__TRY IT__
Where the line containing "Extract the structured" appears, begin retyping; continue exactly through the final line of the data. Omit every picture.

════════════════════

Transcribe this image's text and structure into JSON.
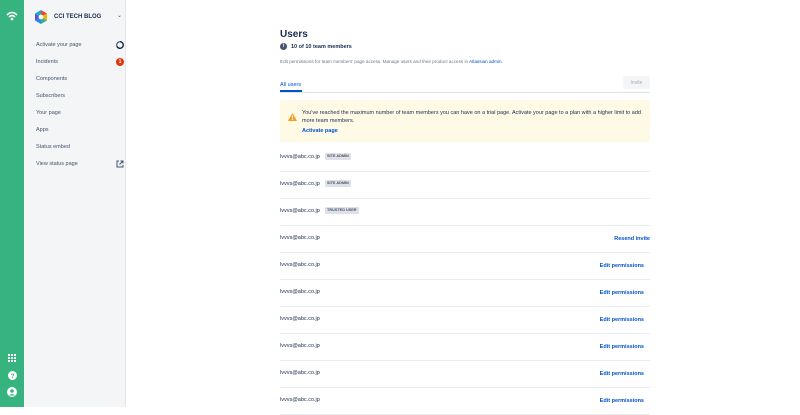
{
  "app": {
    "name": "CCI TECH BLOG"
  },
  "sidebar": {
    "items": [
      {
        "label": "Activate your page",
        "indicator": "progress"
      },
      {
        "label": "Incidents",
        "badge": "1"
      },
      {
        "label": "Components"
      },
      {
        "label": "Subscribers"
      },
      {
        "label": "Your page"
      },
      {
        "label": "Apps"
      },
      {
        "label": "Status embed"
      },
      {
        "label": "View status page",
        "indicator": "external-link"
      }
    ]
  },
  "main": {
    "title": "Users",
    "member_count": "10 of 10 team members",
    "description": "Edit permissions for team members' page access. Manage users and their product access in",
    "description_link": "Atlassian admin",
    "description_end": ".",
    "tab": "All users",
    "invite_label": "Invite",
    "warning": {
      "text": "You've reached the maximum number of team members you can have on a trial page. Activate your page to a plan with a higher limit to add more team members.",
      "link": "Activate page"
    },
    "users": [
      {
        "email": "lvvvs@abc.co.jp",
        "badge": "SITE ADMIN",
        "action": ""
      },
      {
        "email": "lvvvs@abc.co.jp",
        "badge": "SITE ADMIN",
        "action": ""
      },
      {
        "email": "lvvvs@abc.co.jp",
        "badge": "TRUSTED USER",
        "action": ""
      },
      {
        "email": "lvvvs@abc.co.jp",
        "badge": "",
        "action": "Resend invite"
      },
      {
        "email": "lvvvs@abc.co.jp",
        "badge": "",
        "action": "Edit permissions"
      },
      {
        "email": "lvvvs@abc.co.jp",
        "badge": "",
        "action": "Edit permissions"
      },
      {
        "email": "lvvvs@abc.co.jp",
        "badge": "",
        "action": "Edit permissions"
      },
      {
        "email": "lvvvs@abc.co.jp",
        "badge": "",
        "action": "Edit permissions"
      },
      {
        "email": "lvvvs@abc.co.jp",
        "badge": "",
        "action": "Edit permissions"
      },
      {
        "email": "lvvvs@abc.co.jp",
        "badge": "",
        "action": "Edit permissions"
      }
    ]
  },
  "colors": {
    "rail": "#36b37e",
    "link": "#0052cc",
    "warning_bg": "#fffae6",
    "badge_red": "#de350b"
  }
}
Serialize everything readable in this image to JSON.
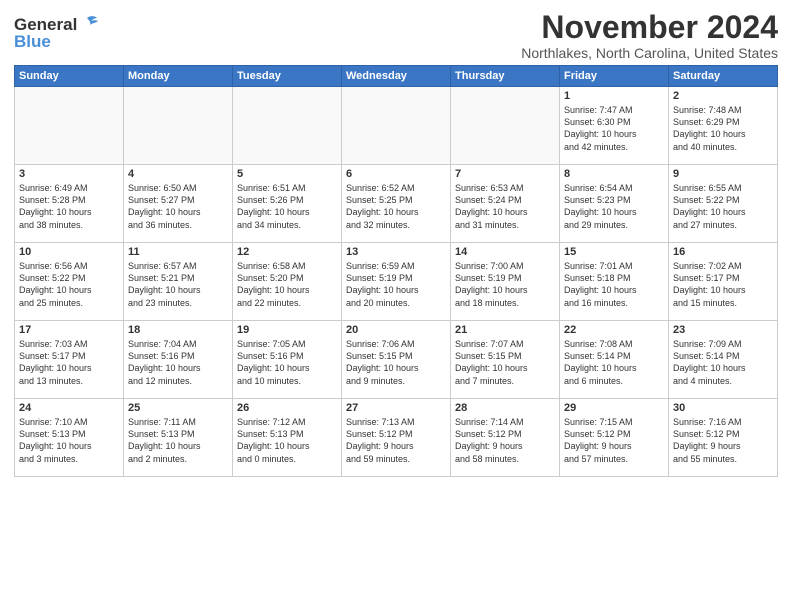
{
  "header": {
    "logo_general": "General",
    "logo_blue": "Blue",
    "month": "November 2024",
    "location": "Northlakes, North Carolina, United States"
  },
  "days_of_week": [
    "Sunday",
    "Monday",
    "Tuesday",
    "Wednesday",
    "Thursday",
    "Friday",
    "Saturday"
  ],
  "weeks": [
    [
      {
        "day": "",
        "info": ""
      },
      {
        "day": "",
        "info": ""
      },
      {
        "day": "",
        "info": ""
      },
      {
        "day": "",
        "info": ""
      },
      {
        "day": "",
        "info": ""
      },
      {
        "day": "1",
        "info": "Sunrise: 7:47 AM\nSunset: 6:30 PM\nDaylight: 10 hours\nand 42 minutes."
      },
      {
        "day": "2",
        "info": "Sunrise: 7:48 AM\nSunset: 6:29 PM\nDaylight: 10 hours\nand 40 minutes."
      }
    ],
    [
      {
        "day": "3",
        "info": "Sunrise: 6:49 AM\nSunset: 5:28 PM\nDaylight: 10 hours\nand 38 minutes."
      },
      {
        "day": "4",
        "info": "Sunrise: 6:50 AM\nSunset: 5:27 PM\nDaylight: 10 hours\nand 36 minutes."
      },
      {
        "day": "5",
        "info": "Sunrise: 6:51 AM\nSunset: 5:26 PM\nDaylight: 10 hours\nand 34 minutes."
      },
      {
        "day": "6",
        "info": "Sunrise: 6:52 AM\nSunset: 5:25 PM\nDaylight: 10 hours\nand 32 minutes."
      },
      {
        "day": "7",
        "info": "Sunrise: 6:53 AM\nSunset: 5:24 PM\nDaylight: 10 hours\nand 31 minutes."
      },
      {
        "day": "8",
        "info": "Sunrise: 6:54 AM\nSunset: 5:23 PM\nDaylight: 10 hours\nand 29 minutes."
      },
      {
        "day": "9",
        "info": "Sunrise: 6:55 AM\nSunset: 5:22 PM\nDaylight: 10 hours\nand 27 minutes."
      }
    ],
    [
      {
        "day": "10",
        "info": "Sunrise: 6:56 AM\nSunset: 5:22 PM\nDaylight: 10 hours\nand 25 minutes."
      },
      {
        "day": "11",
        "info": "Sunrise: 6:57 AM\nSunset: 5:21 PM\nDaylight: 10 hours\nand 23 minutes."
      },
      {
        "day": "12",
        "info": "Sunrise: 6:58 AM\nSunset: 5:20 PM\nDaylight: 10 hours\nand 22 minutes."
      },
      {
        "day": "13",
        "info": "Sunrise: 6:59 AM\nSunset: 5:19 PM\nDaylight: 10 hours\nand 20 minutes."
      },
      {
        "day": "14",
        "info": "Sunrise: 7:00 AM\nSunset: 5:19 PM\nDaylight: 10 hours\nand 18 minutes."
      },
      {
        "day": "15",
        "info": "Sunrise: 7:01 AM\nSunset: 5:18 PM\nDaylight: 10 hours\nand 16 minutes."
      },
      {
        "day": "16",
        "info": "Sunrise: 7:02 AM\nSunset: 5:17 PM\nDaylight: 10 hours\nand 15 minutes."
      }
    ],
    [
      {
        "day": "17",
        "info": "Sunrise: 7:03 AM\nSunset: 5:17 PM\nDaylight: 10 hours\nand 13 minutes."
      },
      {
        "day": "18",
        "info": "Sunrise: 7:04 AM\nSunset: 5:16 PM\nDaylight: 10 hours\nand 12 minutes."
      },
      {
        "day": "19",
        "info": "Sunrise: 7:05 AM\nSunset: 5:16 PM\nDaylight: 10 hours\nand 10 minutes."
      },
      {
        "day": "20",
        "info": "Sunrise: 7:06 AM\nSunset: 5:15 PM\nDaylight: 10 hours\nand 9 minutes."
      },
      {
        "day": "21",
        "info": "Sunrise: 7:07 AM\nSunset: 5:15 PM\nDaylight: 10 hours\nand 7 minutes."
      },
      {
        "day": "22",
        "info": "Sunrise: 7:08 AM\nSunset: 5:14 PM\nDaylight: 10 hours\nand 6 minutes."
      },
      {
        "day": "23",
        "info": "Sunrise: 7:09 AM\nSunset: 5:14 PM\nDaylight: 10 hours\nand 4 minutes."
      }
    ],
    [
      {
        "day": "24",
        "info": "Sunrise: 7:10 AM\nSunset: 5:13 PM\nDaylight: 10 hours\nand 3 minutes."
      },
      {
        "day": "25",
        "info": "Sunrise: 7:11 AM\nSunset: 5:13 PM\nDaylight: 10 hours\nand 2 minutes."
      },
      {
        "day": "26",
        "info": "Sunrise: 7:12 AM\nSunset: 5:13 PM\nDaylight: 10 hours\nand 0 minutes."
      },
      {
        "day": "27",
        "info": "Sunrise: 7:13 AM\nSunset: 5:12 PM\nDaylight: 9 hours\nand 59 minutes."
      },
      {
        "day": "28",
        "info": "Sunrise: 7:14 AM\nSunset: 5:12 PM\nDaylight: 9 hours\nand 58 minutes."
      },
      {
        "day": "29",
        "info": "Sunrise: 7:15 AM\nSunset: 5:12 PM\nDaylight: 9 hours\nand 57 minutes."
      },
      {
        "day": "30",
        "info": "Sunrise: 7:16 AM\nSunset: 5:12 PM\nDaylight: 9 hours\nand 55 minutes."
      }
    ]
  ]
}
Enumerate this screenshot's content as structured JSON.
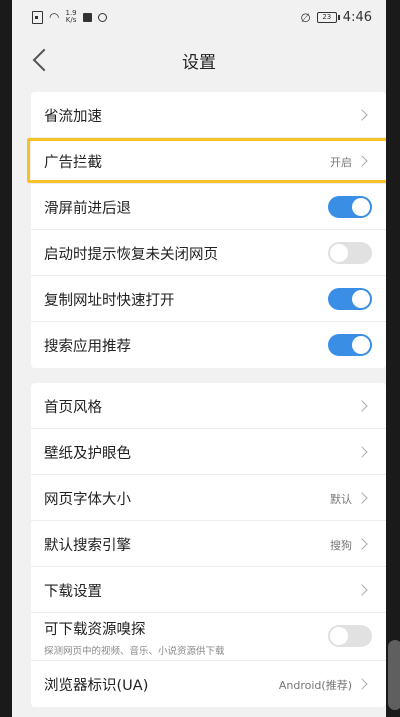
{
  "status_bar": {
    "speed_value": "1.9",
    "speed_unit": "K/s",
    "battery": "23",
    "time": "4:46"
  },
  "header": {
    "title": "设置"
  },
  "group1": {
    "items": [
      {
        "label": "省流加速",
        "value": "",
        "type": "link"
      },
      {
        "label": "广告拦截",
        "value": "开启",
        "type": "link",
        "highlighted": true
      },
      {
        "label": "滑屏前进后退",
        "type": "toggle",
        "on": true
      },
      {
        "label": "启动时提示恢复未关闭网页",
        "type": "toggle",
        "on": false
      },
      {
        "label": "复制网址时快速打开",
        "type": "toggle",
        "on": true
      },
      {
        "label": "搜索应用推荐",
        "type": "toggle",
        "on": true
      }
    ]
  },
  "group2": {
    "items": [
      {
        "label": "首页风格",
        "value": "",
        "type": "link"
      },
      {
        "label": "壁纸及护眼色",
        "value": "",
        "type": "link"
      },
      {
        "label": "网页字体大小",
        "value": "默认",
        "type": "link"
      },
      {
        "label": "默认搜索引擎",
        "value": "搜狗",
        "type": "link"
      },
      {
        "label": "下载设置",
        "value": "",
        "type": "link"
      },
      {
        "label": "可下载资源嗅探",
        "sub": "探测网页中的视频、音乐、小说资源供下载",
        "type": "toggle",
        "on": false
      },
      {
        "label": "浏览器标识(UA)",
        "value": "Android(推荐)",
        "type": "link"
      }
    ]
  },
  "colors": {
    "toggle_on": "#3a8ee6",
    "toggle_off": "#e1e1e1",
    "highlight": "#f7c227"
  }
}
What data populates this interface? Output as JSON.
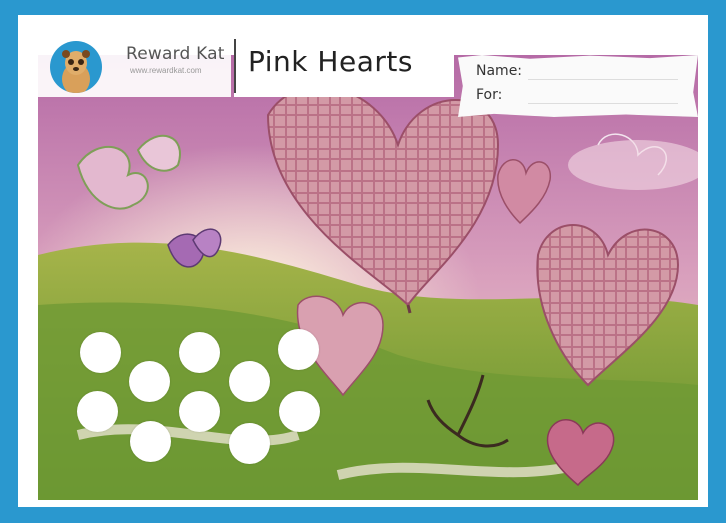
{
  "brand": {
    "name": "Reward Kat",
    "url": "www.rewardkat.com"
  },
  "chart_title": "Pink Hearts",
  "form": {
    "name_label": "Name:",
    "for_label": "For:"
  },
  "sticker_spots": {
    "count": 10
  },
  "colors": {
    "border": "#2a98cf",
    "sky": "#cf8fb0",
    "hill": "#7aa83a",
    "heart": "#c47b8f"
  }
}
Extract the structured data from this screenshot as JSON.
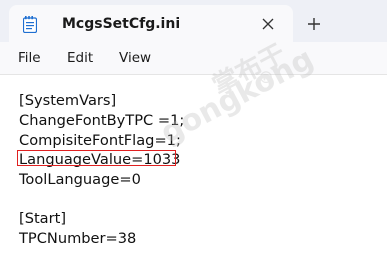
{
  "tab": {
    "title": "McgsSetCfg.ini",
    "close_glyph": "✕",
    "new_tab_glyph": "+",
    "icon": "notepad-file-icon"
  },
  "menu": {
    "items": [
      {
        "label": "File"
      },
      {
        "label": "Edit"
      },
      {
        "label": "View"
      }
    ]
  },
  "editor": {
    "lines": [
      "[SystemVars]",
      "ChangeFontByTPC =1;",
      "CompisiteFontFlag=1;",
      "LanguageValue=1033",
      "ToolLanguage=0",
      "",
      "[Start]",
      "TPCNumber=38"
    ]
  },
  "watermark": {
    "cn": "掌布于",
    "en": "gongkong",
    "registered": "®"
  },
  "colors": {
    "highlight_border": "#e02020",
    "tabbar_bg": "#eef0f6",
    "icon_blue": "#1f6fd1"
  }
}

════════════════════

__ANSWER AREA__
Extract the structured data from this screenshot as JSON.
{
  "tab": {
    "title": "McgsSetCfg.ini",
    "close_glyph": "✕",
    "new_tab_glyph": "+",
    "icon": "notepad-file-icon"
  },
  "menu": {
    "items": [
      {
        "label": "File"
      },
      {
        "label": "Edit"
      },
      {
        "label": "View"
      }
    ]
  },
  "editor": {
    "lines": [
      "[SystemVars]",
      "ChangeFontByTPC =1;",
      "CompisiteFontFlag=1;",
      "LanguageValue=1033",
      "ToolLanguage=0",
      "",
      "[Start]",
      "TPCNumber=38"
    ]
  },
  "watermark": {
    "cn": "掌布于",
    "en": "gongkong",
    "registered": "®"
  },
  "colors": {
    "highlight_border": "#e02020",
    "tabbar_bg": "#eef0f6",
    "icon_blue": "#1f6fd1"
  }
}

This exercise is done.